Records for this exercise Start Marker
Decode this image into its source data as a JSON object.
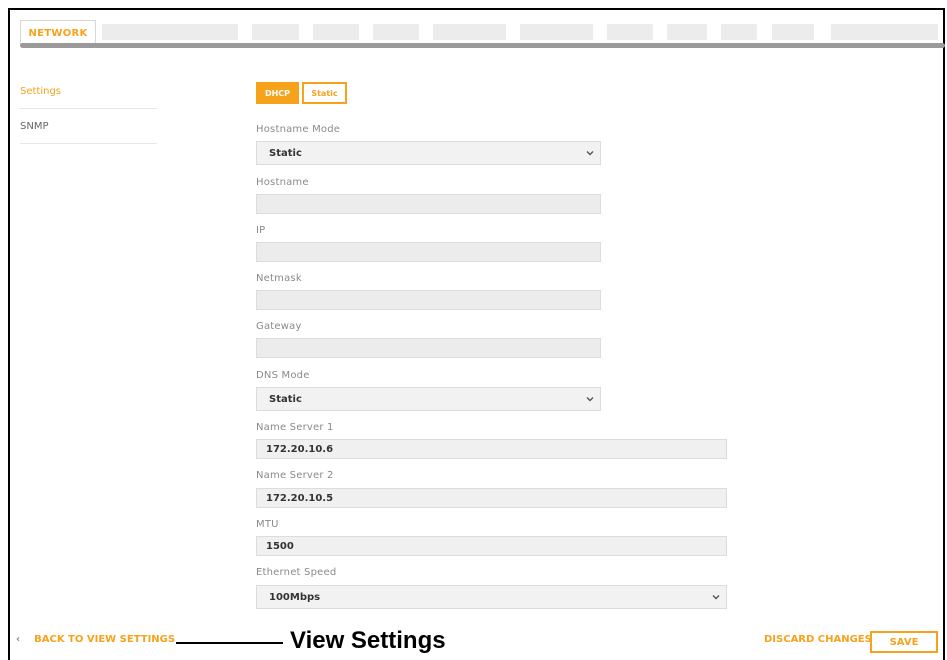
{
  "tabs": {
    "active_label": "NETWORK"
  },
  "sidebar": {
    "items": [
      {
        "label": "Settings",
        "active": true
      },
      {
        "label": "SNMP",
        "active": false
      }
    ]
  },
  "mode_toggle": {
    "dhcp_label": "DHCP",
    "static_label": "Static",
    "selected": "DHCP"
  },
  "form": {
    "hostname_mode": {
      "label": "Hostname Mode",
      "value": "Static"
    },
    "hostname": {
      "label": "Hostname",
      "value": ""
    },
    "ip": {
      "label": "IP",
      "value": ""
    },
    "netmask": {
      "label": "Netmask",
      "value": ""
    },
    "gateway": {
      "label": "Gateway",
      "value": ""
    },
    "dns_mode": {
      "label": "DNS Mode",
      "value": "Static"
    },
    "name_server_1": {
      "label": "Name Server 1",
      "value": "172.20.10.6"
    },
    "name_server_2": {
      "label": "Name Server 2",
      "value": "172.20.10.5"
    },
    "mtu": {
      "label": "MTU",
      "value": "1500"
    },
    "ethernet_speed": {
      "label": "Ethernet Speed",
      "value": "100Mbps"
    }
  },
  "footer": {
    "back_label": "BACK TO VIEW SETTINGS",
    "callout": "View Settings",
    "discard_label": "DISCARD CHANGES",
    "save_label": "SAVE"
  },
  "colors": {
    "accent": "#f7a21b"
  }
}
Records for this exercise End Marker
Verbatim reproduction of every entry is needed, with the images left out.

## [Task solution]
Decode this image into its source data as a JSON object.
{
  "tabs": {
    "active_label": "NETWORK"
  },
  "sidebar": {
    "items": [
      {
        "label": "Settings",
        "active": true
      },
      {
        "label": "SNMP",
        "active": false
      }
    ]
  },
  "mode_toggle": {
    "dhcp_label": "DHCP",
    "static_label": "Static",
    "selected": "DHCP"
  },
  "form": {
    "hostname_mode": {
      "label": "Hostname Mode",
      "value": "Static"
    },
    "hostname": {
      "label": "Hostname",
      "value": ""
    },
    "ip": {
      "label": "IP",
      "value": ""
    },
    "netmask": {
      "label": "Netmask",
      "value": ""
    },
    "gateway": {
      "label": "Gateway",
      "value": ""
    },
    "dns_mode": {
      "label": "DNS Mode",
      "value": "Static"
    },
    "name_server_1": {
      "label": "Name Server 1",
      "value": "172.20.10.6"
    },
    "name_server_2": {
      "label": "Name Server 2",
      "value": "172.20.10.5"
    },
    "mtu": {
      "label": "MTU",
      "value": "1500"
    },
    "ethernet_speed": {
      "label": "Ethernet Speed",
      "value": "100Mbps"
    }
  },
  "footer": {
    "back_label": "BACK TO VIEW SETTINGS",
    "callout": "View Settings",
    "discard_label": "DISCARD CHANGES",
    "save_label": "SAVE"
  },
  "colors": {
    "accent": "#f7a21b"
  }
}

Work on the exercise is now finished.